Task objective: The entries follow. Copy every line in which "value" appears.

Recorded data
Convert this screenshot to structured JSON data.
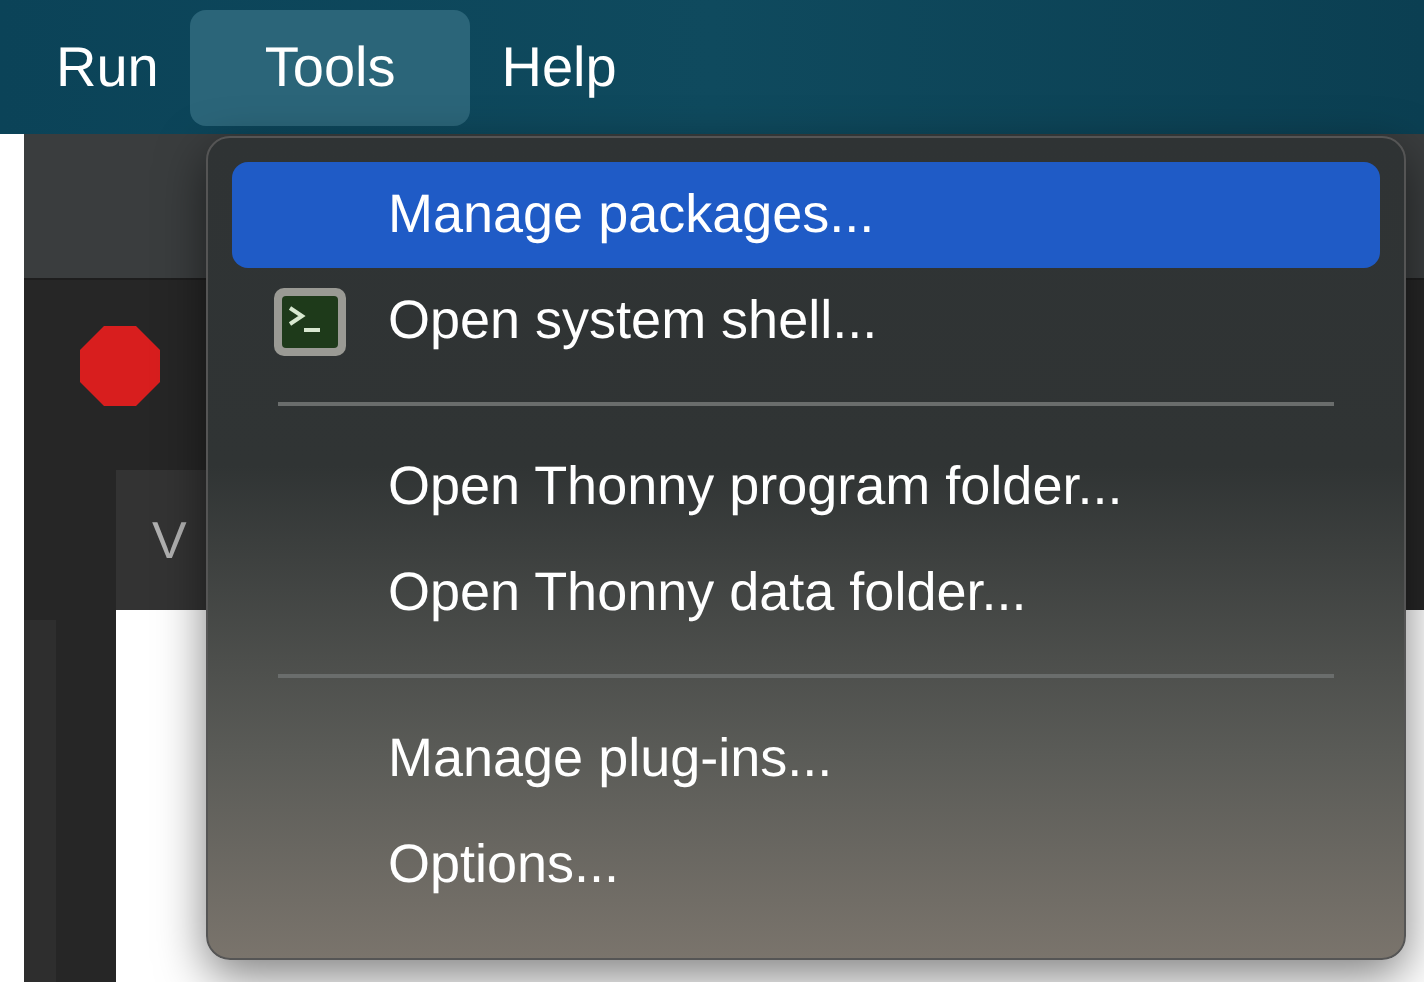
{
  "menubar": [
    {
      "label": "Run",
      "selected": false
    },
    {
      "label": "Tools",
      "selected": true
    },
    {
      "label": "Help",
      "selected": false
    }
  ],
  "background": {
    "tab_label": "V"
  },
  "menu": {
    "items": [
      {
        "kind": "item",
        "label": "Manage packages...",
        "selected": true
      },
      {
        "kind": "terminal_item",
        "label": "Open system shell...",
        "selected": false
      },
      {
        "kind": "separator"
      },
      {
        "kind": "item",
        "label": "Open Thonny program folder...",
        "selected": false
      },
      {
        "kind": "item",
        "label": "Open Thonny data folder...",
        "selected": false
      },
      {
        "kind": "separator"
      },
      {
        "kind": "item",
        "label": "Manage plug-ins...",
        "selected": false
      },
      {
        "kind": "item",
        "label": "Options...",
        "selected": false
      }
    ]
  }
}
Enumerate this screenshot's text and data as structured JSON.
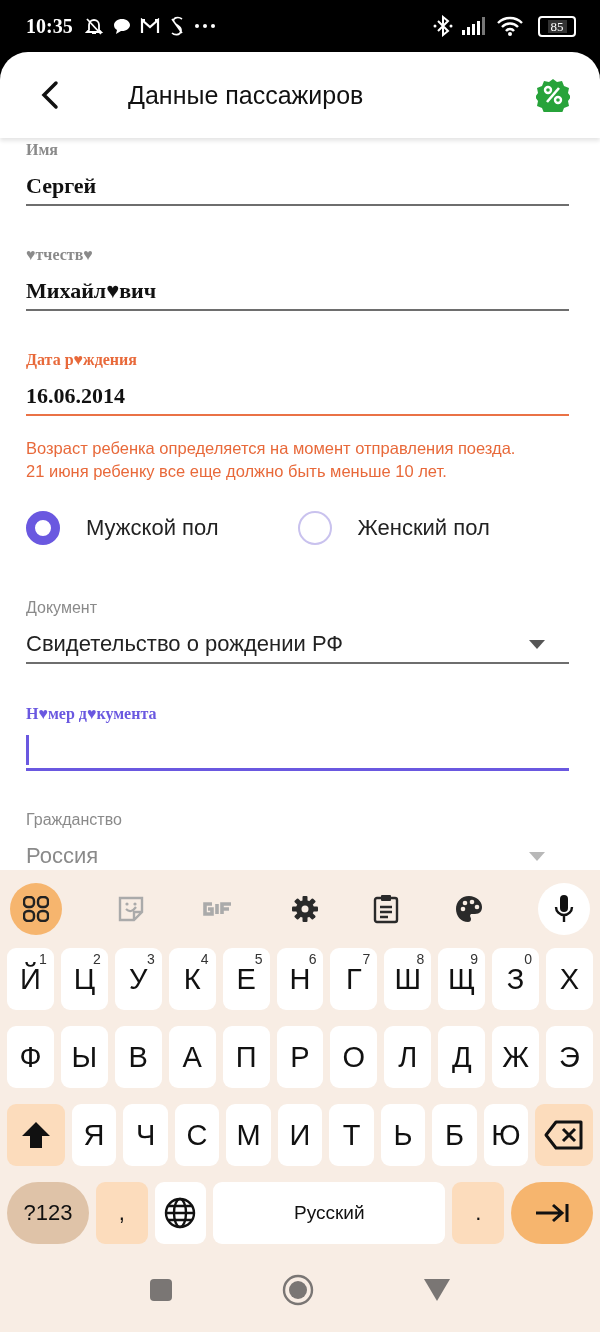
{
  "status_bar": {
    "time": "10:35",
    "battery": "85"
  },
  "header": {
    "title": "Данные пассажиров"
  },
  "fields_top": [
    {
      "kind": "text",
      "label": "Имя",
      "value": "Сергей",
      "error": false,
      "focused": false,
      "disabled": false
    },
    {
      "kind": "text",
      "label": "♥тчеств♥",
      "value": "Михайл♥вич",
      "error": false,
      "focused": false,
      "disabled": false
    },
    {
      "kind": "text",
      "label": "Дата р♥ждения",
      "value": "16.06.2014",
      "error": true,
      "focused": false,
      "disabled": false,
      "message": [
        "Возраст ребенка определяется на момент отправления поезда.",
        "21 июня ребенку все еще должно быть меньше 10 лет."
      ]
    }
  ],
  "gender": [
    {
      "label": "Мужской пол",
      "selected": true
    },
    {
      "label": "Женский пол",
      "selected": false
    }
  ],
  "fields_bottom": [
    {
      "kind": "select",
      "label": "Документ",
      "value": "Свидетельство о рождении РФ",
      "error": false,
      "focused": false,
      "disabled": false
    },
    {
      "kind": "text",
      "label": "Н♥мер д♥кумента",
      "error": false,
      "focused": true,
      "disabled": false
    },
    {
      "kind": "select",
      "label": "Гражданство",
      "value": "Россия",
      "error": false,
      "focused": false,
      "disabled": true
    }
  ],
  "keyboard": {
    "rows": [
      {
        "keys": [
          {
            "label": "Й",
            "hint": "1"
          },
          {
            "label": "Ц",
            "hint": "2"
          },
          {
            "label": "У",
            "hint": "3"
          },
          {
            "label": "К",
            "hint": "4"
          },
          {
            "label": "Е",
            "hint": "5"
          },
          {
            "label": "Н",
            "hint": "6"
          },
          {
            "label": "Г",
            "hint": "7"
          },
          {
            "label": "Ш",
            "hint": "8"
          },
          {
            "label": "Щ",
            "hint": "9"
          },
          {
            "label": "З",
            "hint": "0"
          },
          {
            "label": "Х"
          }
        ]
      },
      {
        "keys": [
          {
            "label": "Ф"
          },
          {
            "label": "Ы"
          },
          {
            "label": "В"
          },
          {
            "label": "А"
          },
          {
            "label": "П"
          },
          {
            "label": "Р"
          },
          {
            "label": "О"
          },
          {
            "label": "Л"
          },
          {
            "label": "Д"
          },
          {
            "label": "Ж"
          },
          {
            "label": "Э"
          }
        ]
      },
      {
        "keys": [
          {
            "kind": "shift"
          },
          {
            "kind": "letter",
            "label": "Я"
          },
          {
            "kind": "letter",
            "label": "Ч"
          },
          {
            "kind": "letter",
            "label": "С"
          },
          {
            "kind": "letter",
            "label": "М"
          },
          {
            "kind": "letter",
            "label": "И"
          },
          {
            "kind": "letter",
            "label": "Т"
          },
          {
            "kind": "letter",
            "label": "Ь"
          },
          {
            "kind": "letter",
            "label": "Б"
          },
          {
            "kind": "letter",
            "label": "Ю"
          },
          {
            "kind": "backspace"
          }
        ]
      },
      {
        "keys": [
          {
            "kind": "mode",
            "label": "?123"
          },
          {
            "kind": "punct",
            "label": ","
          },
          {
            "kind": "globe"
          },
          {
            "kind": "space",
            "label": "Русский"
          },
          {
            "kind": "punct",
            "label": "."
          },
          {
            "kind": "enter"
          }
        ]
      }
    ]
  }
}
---
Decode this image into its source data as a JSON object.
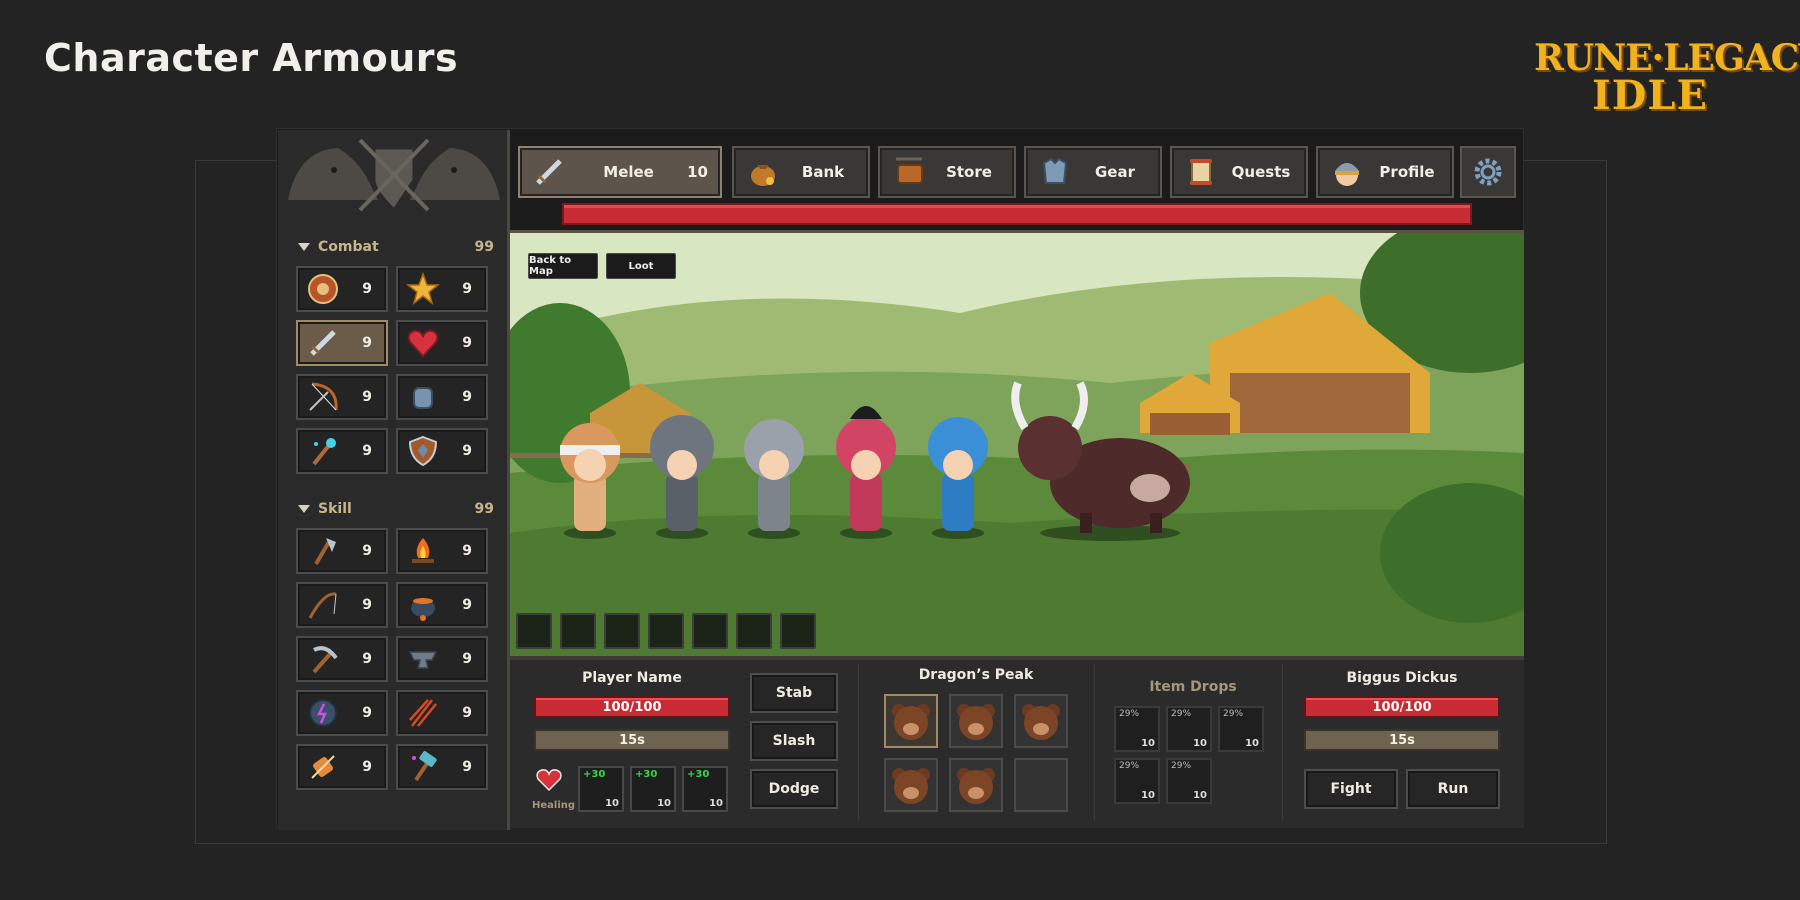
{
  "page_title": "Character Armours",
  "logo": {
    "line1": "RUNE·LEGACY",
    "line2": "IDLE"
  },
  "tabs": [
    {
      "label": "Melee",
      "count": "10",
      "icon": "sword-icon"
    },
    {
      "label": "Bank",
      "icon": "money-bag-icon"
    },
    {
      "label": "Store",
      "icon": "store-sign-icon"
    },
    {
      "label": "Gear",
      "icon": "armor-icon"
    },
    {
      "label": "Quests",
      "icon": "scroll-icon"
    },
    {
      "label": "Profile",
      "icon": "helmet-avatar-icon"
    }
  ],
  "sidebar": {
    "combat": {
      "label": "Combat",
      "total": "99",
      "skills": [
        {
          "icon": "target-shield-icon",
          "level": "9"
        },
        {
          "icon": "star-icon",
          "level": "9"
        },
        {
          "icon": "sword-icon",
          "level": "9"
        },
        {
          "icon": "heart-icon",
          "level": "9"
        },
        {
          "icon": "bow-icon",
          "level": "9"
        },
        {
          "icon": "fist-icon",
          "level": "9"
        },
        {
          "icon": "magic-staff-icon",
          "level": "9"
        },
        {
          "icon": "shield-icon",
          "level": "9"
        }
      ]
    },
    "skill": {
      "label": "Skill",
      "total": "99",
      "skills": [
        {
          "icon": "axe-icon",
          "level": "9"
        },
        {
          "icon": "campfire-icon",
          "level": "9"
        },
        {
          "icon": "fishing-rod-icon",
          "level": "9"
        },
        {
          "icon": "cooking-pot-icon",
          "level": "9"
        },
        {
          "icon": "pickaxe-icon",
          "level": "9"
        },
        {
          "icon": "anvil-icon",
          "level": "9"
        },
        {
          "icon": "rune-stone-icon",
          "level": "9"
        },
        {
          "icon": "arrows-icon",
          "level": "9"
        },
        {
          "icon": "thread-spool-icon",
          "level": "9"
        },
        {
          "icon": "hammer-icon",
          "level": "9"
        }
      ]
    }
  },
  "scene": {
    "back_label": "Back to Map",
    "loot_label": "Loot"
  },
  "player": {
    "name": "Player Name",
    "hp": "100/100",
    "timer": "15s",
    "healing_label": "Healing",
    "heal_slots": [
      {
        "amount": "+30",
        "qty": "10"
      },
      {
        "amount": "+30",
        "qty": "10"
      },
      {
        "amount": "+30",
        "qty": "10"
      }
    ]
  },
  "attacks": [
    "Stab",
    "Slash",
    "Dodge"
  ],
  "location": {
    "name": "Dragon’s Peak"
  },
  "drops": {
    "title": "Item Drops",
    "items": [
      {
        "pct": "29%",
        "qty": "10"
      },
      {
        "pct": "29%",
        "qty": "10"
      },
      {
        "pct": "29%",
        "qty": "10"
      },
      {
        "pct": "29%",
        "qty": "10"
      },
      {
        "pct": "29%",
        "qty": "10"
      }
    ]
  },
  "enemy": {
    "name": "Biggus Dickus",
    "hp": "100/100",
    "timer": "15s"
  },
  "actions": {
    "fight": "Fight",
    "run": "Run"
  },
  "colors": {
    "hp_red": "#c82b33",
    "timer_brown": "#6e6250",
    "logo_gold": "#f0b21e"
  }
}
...
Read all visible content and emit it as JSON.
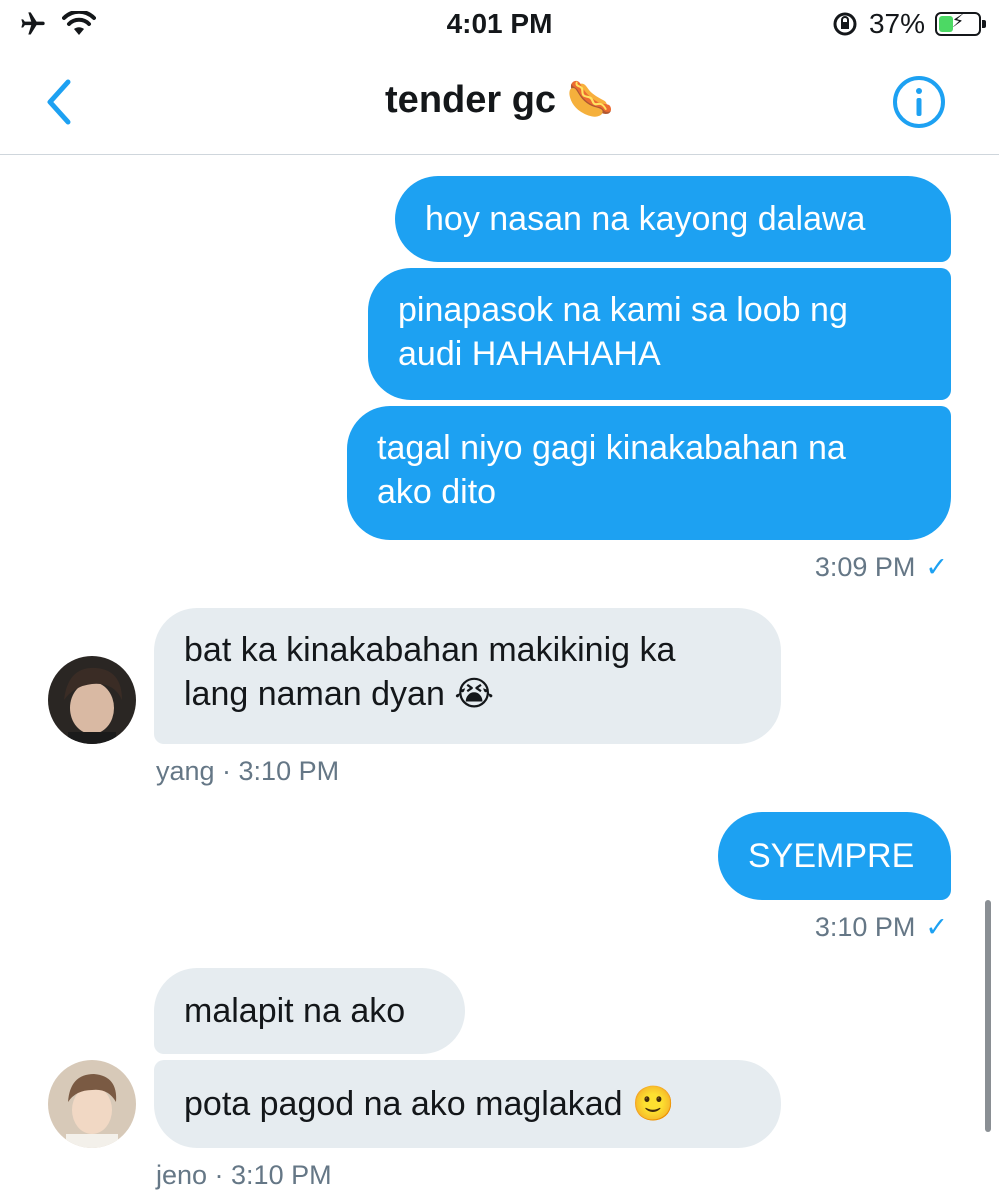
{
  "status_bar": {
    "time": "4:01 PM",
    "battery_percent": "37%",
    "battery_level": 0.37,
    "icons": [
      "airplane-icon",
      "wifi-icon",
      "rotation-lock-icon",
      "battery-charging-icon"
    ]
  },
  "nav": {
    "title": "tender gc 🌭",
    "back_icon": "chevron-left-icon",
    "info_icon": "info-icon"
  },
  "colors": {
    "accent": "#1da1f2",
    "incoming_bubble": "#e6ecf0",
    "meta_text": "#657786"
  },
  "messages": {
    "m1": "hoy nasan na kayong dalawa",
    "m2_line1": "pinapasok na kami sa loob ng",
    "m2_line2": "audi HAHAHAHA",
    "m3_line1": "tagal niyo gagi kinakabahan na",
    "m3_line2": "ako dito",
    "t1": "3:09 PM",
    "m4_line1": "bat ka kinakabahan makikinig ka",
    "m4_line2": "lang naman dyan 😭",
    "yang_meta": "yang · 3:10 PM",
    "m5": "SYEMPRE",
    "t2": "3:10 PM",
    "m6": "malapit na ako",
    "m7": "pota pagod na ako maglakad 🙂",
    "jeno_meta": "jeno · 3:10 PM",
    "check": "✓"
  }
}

Answer section:
      "value": "Сергей",
      "value": "Михайл♥вич",
      "value": "16.06.2014",
      "value": "Свидетельство о рождении РФ",
      "value": "Россия",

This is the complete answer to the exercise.